Along with the earpieces you get a large selection of silicone and foam eartips, so you’re almost guaranteed a good fit out the box (although I always recommend buying aftermarket tips anyway). Like the Zenith, the Aten comes with two cables – one terminated with an angled 3.5mm single-ended connector, the other 2.5mm TRRS – an absolute must at this price point. Unlike the Zenith, however, both cables have been given a major upgrade, with custom-made single crystal braided copper and conveniently shaped arches around the ears, and are of much higher quality than the thin, rubbery cables that were included with the R1 and Zenith.
The new filter system means two sets of aluminium filter holders are now included as standard, instead of just the one with the Zenith. Whereas I felt that the Zenith left me wanting a little more in terms of package quality for the price, the Aten does not. Perhaps the inclusion of a smaller case to house just the earpieces and cables would be welcome, but the larger case is small enough to be portable.

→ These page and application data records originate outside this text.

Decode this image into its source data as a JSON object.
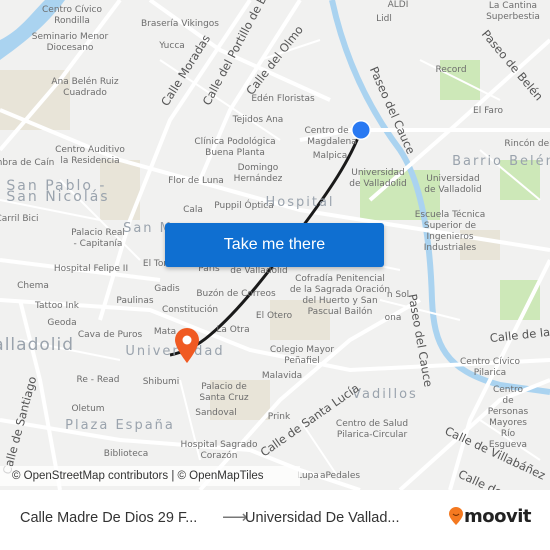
{
  "map": {
    "labels": {
      "centro_civico_rondilla": "Centro Cívico\nRondilla",
      "braseria": "Brasería Vikingos",
      "seminario": "Seminario Menor\nDiocesano",
      "yucca": "Yucca",
      "ana_belen": "Ana Belén Ruiz\nCuadrado",
      "aldi": "ALDI",
      "lidl": "Lidl",
      "la_cantina": "La Cantina\nSuperbestia",
      "record": "Record",
      "el_faro": "El Faro",
      "eden": "Edén Floristas",
      "tejidos": "Tejidos Ana",
      "centro_magdalena": "Centro de la\nMagdalena",
      "clinica": "Clínica Podológica\nBuena Planta",
      "domingo": "Domingo\nHernández",
      "malpica": "Malpica",
      "uva1": "Universidad\nde Valladolid",
      "uva2": "Universidad\nde Valladolid",
      "rincon": "Rincón del",
      "centro_auditivo": "Centro Auditivo\nla Residencia",
      "sombra_cain": "mbra de Caín",
      "flor_luna": "Flor de Luna",
      "cala": "Cala",
      "puppil": "Puppil Óptica",
      "carril_bici": "Carril Bici",
      "escuela": "Escuela Técnica\nSuperior de Ingenieros\nIndustriales",
      "palacio_real": "Palacio Real\n- Capitanía",
      "hospital_felipe": "Hospital Felipe II",
      "el_tor": "El Tor",
      "paris": "Paris",
      "de_valladolid": "de Valladolid",
      "chema": "Chema",
      "gadis": "Gadis",
      "buzon": "Buzón de Correos",
      "cofradia": "Cofradía Penitencial\nde la Sagrada Oración\ndel Huerto y San\nPascual Bailón",
      "n_sol": "n Sol",
      "ona": "ona",
      "tattoo": "Tattoo Ink",
      "paulinas": "Paulinas",
      "constitucion": "Constitución",
      "geoda": "Geoda",
      "el_otero": "El Otero",
      "cava": "Cava de Puros",
      "mata": "Mata",
      "la_otra": "La Otra",
      "colegio": "Colegio Mayor\nPeñafiel",
      "centro_pilarica": "Centro Cívico\nPilarica",
      "re_read": "Re - Read",
      "shibumi": "Shibumi",
      "palacio_sc": "Palacio de\nSanta Cruz",
      "malavida": "Malavida",
      "centro_personas": "Centro de\nPersonas Mayores\nRío Esgueva",
      "oletum": "Oletum",
      "sandoval": "Sandoval",
      "prink": "Prink",
      "centro_salud": "Centro de Salud\nPilarica-Circular",
      "hospital_sagrado": "Hospital Sagrado\nCorazón",
      "biblioteca": "Biblioteca",
      "lupa": "Lupa",
      "apedales": "aPedales"
    },
    "districts": {
      "san_pablo": "San Pablo -\nSan Nicolás",
      "barrio_belen": "Barrio Belén",
      "hospital": "Hospital",
      "san_m": "San M",
      "valladolid": "Valladolid",
      "universidad": "Universidad",
      "plaza_espana": "Plaza España",
      "vadillos": "Vadillos"
    },
    "streets": {
      "moradas": "Calle Moradas",
      "portillo": "Calle del Portillo de B",
      "olmo": "Calle del Olmo",
      "cauce_top": "Paseo del Cauce",
      "belen": "Paseo de Belén",
      "cauce_bottom": "Paseo del Cauce",
      "calle_de_la": "Calle de la",
      "villabanez": "Calle de Villabáñez",
      "santa_lucia": "Calle de Santa Lucía",
      "santiago": "Calle de Santiago",
      "calle_de_bottom": "Calle de"
    },
    "colors": {
      "background": "#f1f1f0",
      "water": "#aad3f0",
      "park": "#cde8b8",
      "route": "#1a1a1a",
      "origin": "#2979f2",
      "destination": "#f05a22"
    }
  },
  "cta": {
    "label": "Take me there"
  },
  "attribution": "© OpenStreetMap contributors | © OpenMapTiles",
  "footer": {
    "from": "Calle Madre De Dios 29 F...",
    "arrow": "⟶",
    "to": "Universidad De Vallad...",
    "brand": "moovit",
    "brand_color": "#f47920"
  }
}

Fit and comfort
There was always something a little odd about the shape of the Zenith that made them just a bit too unwieldly when worn. Though the steampunk look was ‘cool’, the Zenith’s twistable knob (used to open or close the port behind the drivers) meant the overall look was not only bizarre, but made it all but impossible to use them lying on your side or under a beanie or hat that covered your ears.
The Aten, in comparison, eschews the twisting knob and cover for a stainless-steel mesh grille that not only looks more appealing, but also takes away the nagging desire to constantly open and close the port to find the ‘perfect’ sound. Surrounded by a yellow gold frame, the Aten is more Bumblebee than Mad Max, and in a good way too. It’s immediately more modern and stylish, looks far less conspicuous when worn, and even though not the smallest fit-wise, I can comfortably lie down with them and almost forget they’re there.

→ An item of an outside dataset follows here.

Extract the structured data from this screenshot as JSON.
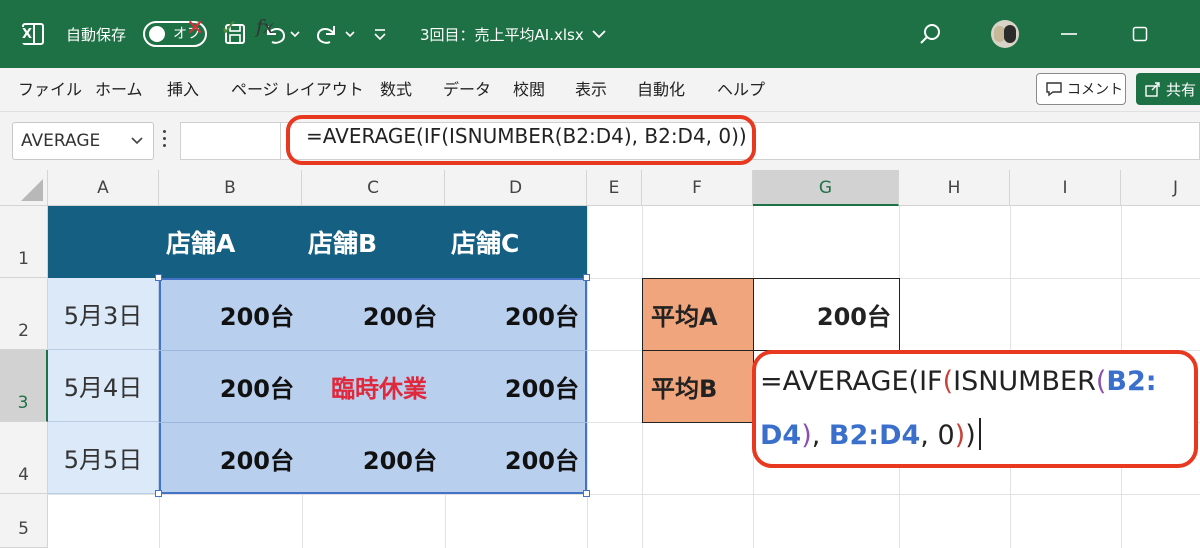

Some of the sharper edges of the Zenith earpieces have also been smoothed over, and the slightly longer nozzle (a result of the new two-part filter system) means it’s easier to get a good seal without jamming the earpieces into your skull. Along with the round-the-ear cable guides that make a big difference to the ease of fit, I’d say the consistent improvements make for a much better experience than simply the sum of the new parts.
Sound impressions follow on Page 3…